There was also a rise in the number of people who were treated for gunshot wounds.
In 2018, 164 people had inpatient admissions in hospital after being assaulted with a knife.
According to Freedom of Information figures, this increased to 178 last year.
The largest amount was in the greater Dublin area with 167 men and 11 women admitted.
Of the patients, 100 were aged between 18 and 35 but 13 were children under 18.
Retired Detective Inspector Patrick Marry says knife crime is a huge problem among young people.
"Every year we see murders or injuries where knives have been used," said Mr Marry.
"The carrying of knives is synonymous with groups of young people.

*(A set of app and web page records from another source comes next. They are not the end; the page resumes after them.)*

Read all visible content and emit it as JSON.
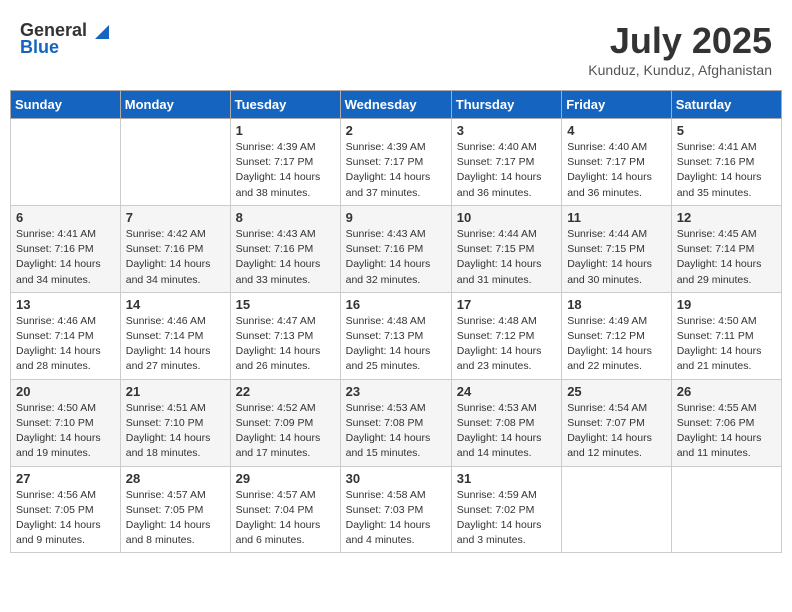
{
  "header": {
    "logo_general": "General",
    "logo_blue": "Blue",
    "month": "July 2025",
    "location": "Kunduz, Kunduz, Afghanistan"
  },
  "weekdays": [
    "Sunday",
    "Monday",
    "Tuesday",
    "Wednesday",
    "Thursday",
    "Friday",
    "Saturday"
  ],
  "weeks": [
    [
      {
        "day": "",
        "info": ""
      },
      {
        "day": "",
        "info": ""
      },
      {
        "day": "1",
        "info": "Sunrise: 4:39 AM\nSunset: 7:17 PM\nDaylight: 14 hours\nand 38 minutes."
      },
      {
        "day": "2",
        "info": "Sunrise: 4:39 AM\nSunset: 7:17 PM\nDaylight: 14 hours\nand 37 minutes."
      },
      {
        "day": "3",
        "info": "Sunrise: 4:40 AM\nSunset: 7:17 PM\nDaylight: 14 hours\nand 36 minutes."
      },
      {
        "day": "4",
        "info": "Sunrise: 4:40 AM\nSunset: 7:17 PM\nDaylight: 14 hours\nand 36 minutes."
      },
      {
        "day": "5",
        "info": "Sunrise: 4:41 AM\nSunset: 7:16 PM\nDaylight: 14 hours\nand 35 minutes."
      }
    ],
    [
      {
        "day": "6",
        "info": "Sunrise: 4:41 AM\nSunset: 7:16 PM\nDaylight: 14 hours\nand 34 minutes."
      },
      {
        "day": "7",
        "info": "Sunrise: 4:42 AM\nSunset: 7:16 PM\nDaylight: 14 hours\nand 34 minutes."
      },
      {
        "day": "8",
        "info": "Sunrise: 4:43 AM\nSunset: 7:16 PM\nDaylight: 14 hours\nand 33 minutes."
      },
      {
        "day": "9",
        "info": "Sunrise: 4:43 AM\nSunset: 7:16 PM\nDaylight: 14 hours\nand 32 minutes."
      },
      {
        "day": "10",
        "info": "Sunrise: 4:44 AM\nSunset: 7:15 PM\nDaylight: 14 hours\nand 31 minutes."
      },
      {
        "day": "11",
        "info": "Sunrise: 4:44 AM\nSunset: 7:15 PM\nDaylight: 14 hours\nand 30 minutes."
      },
      {
        "day": "12",
        "info": "Sunrise: 4:45 AM\nSunset: 7:14 PM\nDaylight: 14 hours\nand 29 minutes."
      }
    ],
    [
      {
        "day": "13",
        "info": "Sunrise: 4:46 AM\nSunset: 7:14 PM\nDaylight: 14 hours\nand 28 minutes."
      },
      {
        "day": "14",
        "info": "Sunrise: 4:46 AM\nSunset: 7:14 PM\nDaylight: 14 hours\nand 27 minutes."
      },
      {
        "day": "15",
        "info": "Sunrise: 4:47 AM\nSunset: 7:13 PM\nDaylight: 14 hours\nand 26 minutes."
      },
      {
        "day": "16",
        "info": "Sunrise: 4:48 AM\nSunset: 7:13 PM\nDaylight: 14 hours\nand 25 minutes."
      },
      {
        "day": "17",
        "info": "Sunrise: 4:48 AM\nSunset: 7:12 PM\nDaylight: 14 hours\nand 23 minutes."
      },
      {
        "day": "18",
        "info": "Sunrise: 4:49 AM\nSunset: 7:12 PM\nDaylight: 14 hours\nand 22 minutes."
      },
      {
        "day": "19",
        "info": "Sunrise: 4:50 AM\nSunset: 7:11 PM\nDaylight: 14 hours\nand 21 minutes."
      }
    ],
    [
      {
        "day": "20",
        "info": "Sunrise: 4:50 AM\nSunset: 7:10 PM\nDaylight: 14 hours\nand 19 minutes."
      },
      {
        "day": "21",
        "info": "Sunrise: 4:51 AM\nSunset: 7:10 PM\nDaylight: 14 hours\nand 18 minutes."
      },
      {
        "day": "22",
        "info": "Sunrise: 4:52 AM\nSunset: 7:09 PM\nDaylight: 14 hours\nand 17 minutes."
      },
      {
        "day": "23",
        "info": "Sunrise: 4:53 AM\nSunset: 7:08 PM\nDaylight: 14 hours\nand 15 minutes."
      },
      {
        "day": "24",
        "info": "Sunrise: 4:53 AM\nSunset: 7:08 PM\nDaylight: 14 hours\nand 14 minutes."
      },
      {
        "day": "25",
        "info": "Sunrise: 4:54 AM\nSunset: 7:07 PM\nDaylight: 14 hours\nand 12 minutes."
      },
      {
        "day": "26",
        "info": "Sunrise: 4:55 AM\nSunset: 7:06 PM\nDaylight: 14 hours\nand 11 minutes."
      }
    ],
    [
      {
        "day": "27",
        "info": "Sunrise: 4:56 AM\nSunset: 7:05 PM\nDaylight: 14 hours\nand 9 minutes."
      },
      {
        "day": "28",
        "info": "Sunrise: 4:57 AM\nSunset: 7:05 PM\nDaylight: 14 hours\nand 8 minutes."
      },
      {
        "day": "29",
        "info": "Sunrise: 4:57 AM\nSunset: 7:04 PM\nDaylight: 14 hours\nand 6 minutes."
      },
      {
        "day": "30",
        "info": "Sunrise: 4:58 AM\nSunset: 7:03 PM\nDaylight: 14 hours\nand 4 minutes."
      },
      {
        "day": "31",
        "info": "Sunrise: 4:59 AM\nSunset: 7:02 PM\nDaylight: 14 hours\nand 3 minutes."
      },
      {
        "day": "",
        "info": ""
      },
      {
        "day": "",
        "info": ""
      }
    ]
  ]
}
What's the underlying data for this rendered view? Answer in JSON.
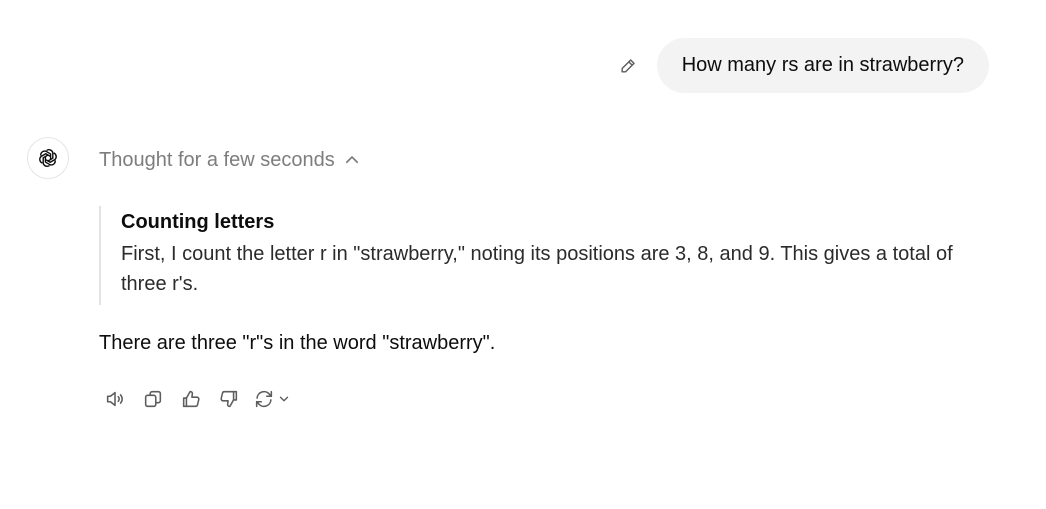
{
  "user_message": {
    "text": "How many rs are in strawberry?",
    "edit_icon": "pencil-icon"
  },
  "assistant": {
    "avatar_icon": "openai-logo-icon",
    "thought_toggle": {
      "label": "Thought for a few seconds",
      "icon": "chevron-up-icon"
    },
    "reasoning": {
      "title": "Counting letters",
      "text": "First, I count the letter r in \"strawberry,\" noting its positions are 3, 8, and 9. This gives a total of three r's."
    },
    "answer": "There are three \"r\"s in the word \"strawberry\"."
  },
  "actions": [
    {
      "name": "read-aloud",
      "icon": "speaker-icon"
    },
    {
      "name": "copy",
      "icon": "copy-icon"
    },
    {
      "name": "good-response",
      "icon": "thumbs-up-icon"
    },
    {
      "name": "bad-response",
      "icon": "thumbs-down-icon"
    },
    {
      "name": "regenerate",
      "icon": "refresh-icon"
    }
  ],
  "colors": {
    "bubble_bg": "#f3f3f3",
    "muted_text": "#7d7d7d",
    "border": "#e3e3e3"
  }
}
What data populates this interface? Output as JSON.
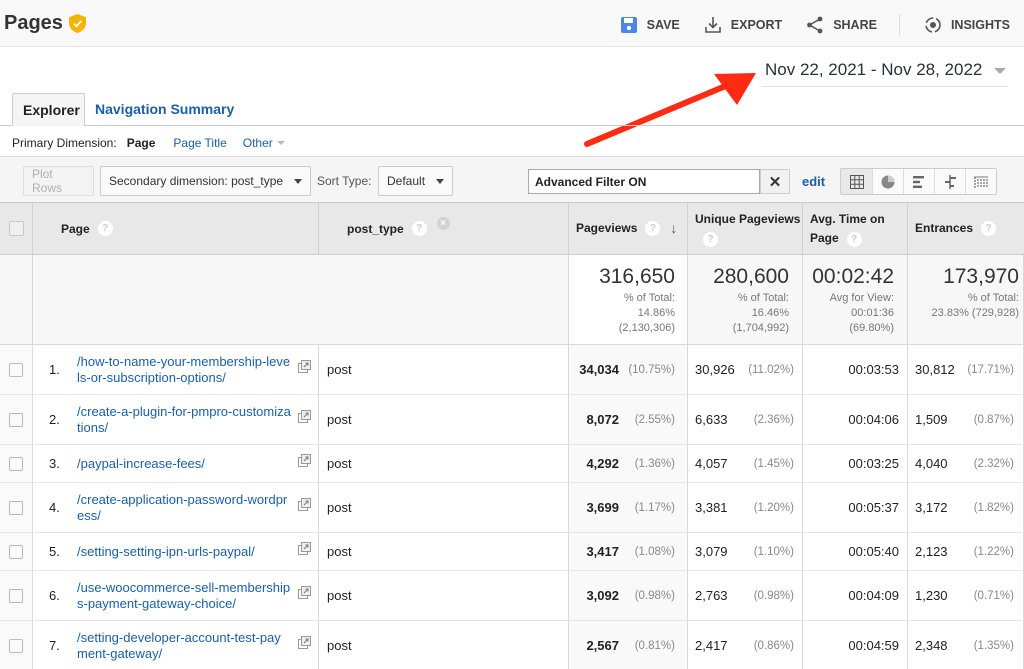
{
  "header": {
    "title": "Pages",
    "verified_icon": "shield-check-icon",
    "actions": [
      {
        "label": "SAVE",
        "icon": "save-icon"
      },
      {
        "label": "EXPORT",
        "icon": "download-icon"
      },
      {
        "label": "SHARE",
        "icon": "share-icon"
      },
      {
        "label": "INSIGHTS",
        "icon": "insights-icon"
      }
    ]
  },
  "date_range": "Nov 22, 2021 - Nov 28, 2022",
  "annotation": {
    "type": "arrow",
    "color": "#ff2a12",
    "points_to": "date_range"
  },
  "tabs": [
    {
      "label": "Explorer",
      "active": true
    },
    {
      "label": "Navigation Summary",
      "active": false
    }
  ],
  "primary_dimension": {
    "label": "Primary Dimension:",
    "active": "Page",
    "options": [
      "Page Title",
      "Other"
    ]
  },
  "toolbar": {
    "plot_rows": "Plot Rows",
    "secondary_dimension": "Secondary dimension: post_type",
    "sort_type_label": "Sort Type:",
    "sort_type_value": "Default",
    "filter_value": "Advanced Filter ON",
    "clear_symbol": "✕",
    "edit_label": "edit",
    "view_modes": [
      "table-view-icon",
      "pie-view-icon",
      "performance-view-icon",
      "comparison-view-icon",
      "pivot-view-icon"
    ]
  },
  "table": {
    "columns": [
      {
        "label": "Page"
      },
      {
        "label": "post_type"
      },
      {
        "label": "Pageviews",
        "sorted": "desc"
      },
      {
        "label": "Unique Pageviews"
      },
      {
        "label": "Avg. Time on Page"
      },
      {
        "label": "Entrances"
      }
    ],
    "help_symbol": "?",
    "remove_symbol": "×",
    "sort_symbol": "↓",
    "totals": {
      "pageviews": {
        "value": "316,650",
        "l1": "% of Total:",
        "l2": "14.86%",
        "l3": "(2,130,306)"
      },
      "unique_pageviews": {
        "value": "280,600",
        "l1": "% of Total:",
        "l2": "16.46%",
        "l3": "(1,704,992)"
      },
      "avg_time": {
        "value": "00:02:42",
        "l1": "Avg for View:",
        "l2": "00:01:36",
        "l3": "(69.80%)"
      },
      "entrances": {
        "value": "173,970",
        "l1": "% of Total:",
        "l2": "23.83% (729,928)"
      }
    },
    "rows": [
      {
        "n": "1.",
        "page": "/how-to-name-your-membership-levels-or-subscription-options/",
        "type": "post",
        "pv": "34,034",
        "pv_pct": "(10.75%)",
        "upv": "30,926",
        "upv_pct": "(11.02%)",
        "avg": "00:03:53",
        "ent": "30,812",
        "ent_pct": "(17.71%)"
      },
      {
        "n": "2.",
        "page": "/create-a-plugin-for-pmpro-customizations/",
        "type": "post",
        "pv": "8,072",
        "pv_pct": "(2.55%)",
        "upv": "6,633",
        "upv_pct": "(2.36%)",
        "avg": "00:04:06",
        "ent": "1,509",
        "ent_pct": "(0.87%)"
      },
      {
        "n": "3.",
        "page": "/paypal-increase-fees/",
        "type": "post",
        "pv": "4,292",
        "pv_pct": "(1.36%)",
        "upv": "4,057",
        "upv_pct": "(1.45%)",
        "avg": "00:03:25",
        "ent": "4,040",
        "ent_pct": "(2.32%)"
      },
      {
        "n": "4.",
        "page": "/create-application-password-wordpress/",
        "type": "post",
        "pv": "3,699",
        "pv_pct": "(1.17%)",
        "upv": "3,381",
        "upv_pct": "(1.20%)",
        "avg": "00:05:37",
        "ent": "3,172",
        "ent_pct": "(1.82%)"
      },
      {
        "n": "5.",
        "page": "/setting-setting-ipn-urls-paypal/",
        "type": "post",
        "pv": "3,417",
        "pv_pct": "(1.08%)",
        "upv": "3,079",
        "upv_pct": "(1.10%)",
        "avg": "00:05:40",
        "ent": "2,123",
        "ent_pct": "(1.22%)"
      },
      {
        "n": "6.",
        "page": "/use-woocommerce-sell-memberships-payment-gateway-choice/",
        "type": "post",
        "pv": "3,092",
        "pv_pct": "(0.98%)",
        "upv": "2,763",
        "upv_pct": "(0.98%)",
        "avg": "00:04:09",
        "ent": "1,230",
        "ent_pct": "(0.71%)"
      },
      {
        "n": "7.",
        "page": "/setting-developer-account-test-payment-gateway/",
        "type": "post",
        "pv": "2,567",
        "pv_pct": "(0.81%)",
        "upv": "2,417",
        "upv_pct": "(0.86%)",
        "avg": "00:04:59",
        "ent": "2,348",
        "ent_pct": "(1.35%)"
      }
    ]
  }
}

"They find it a comfort to carry a knife in case they are attacked or if they have a drug debt or anything of that nature.
"That is a problem because young people can end up using knives when they may not be in full fettle about the damage they could do with a knife when they produce it."
He said that knife crime is something that needs to be tackled by the new government.
"Maybe the best way to approach it is - and they did it in England, Wales and Scotland - where the police forces got together and they had an amnesty for people to hand over illegal knives.
"They found it a huge success and they took something like 20,000 illegal knives off the streets.
"The same approach could be adapted here."
There was a slight rise in the number of people treated for injuries they got from being shot with a handgun last year.
In 2019, 25 people were hospitalised - up from 23 in 2018.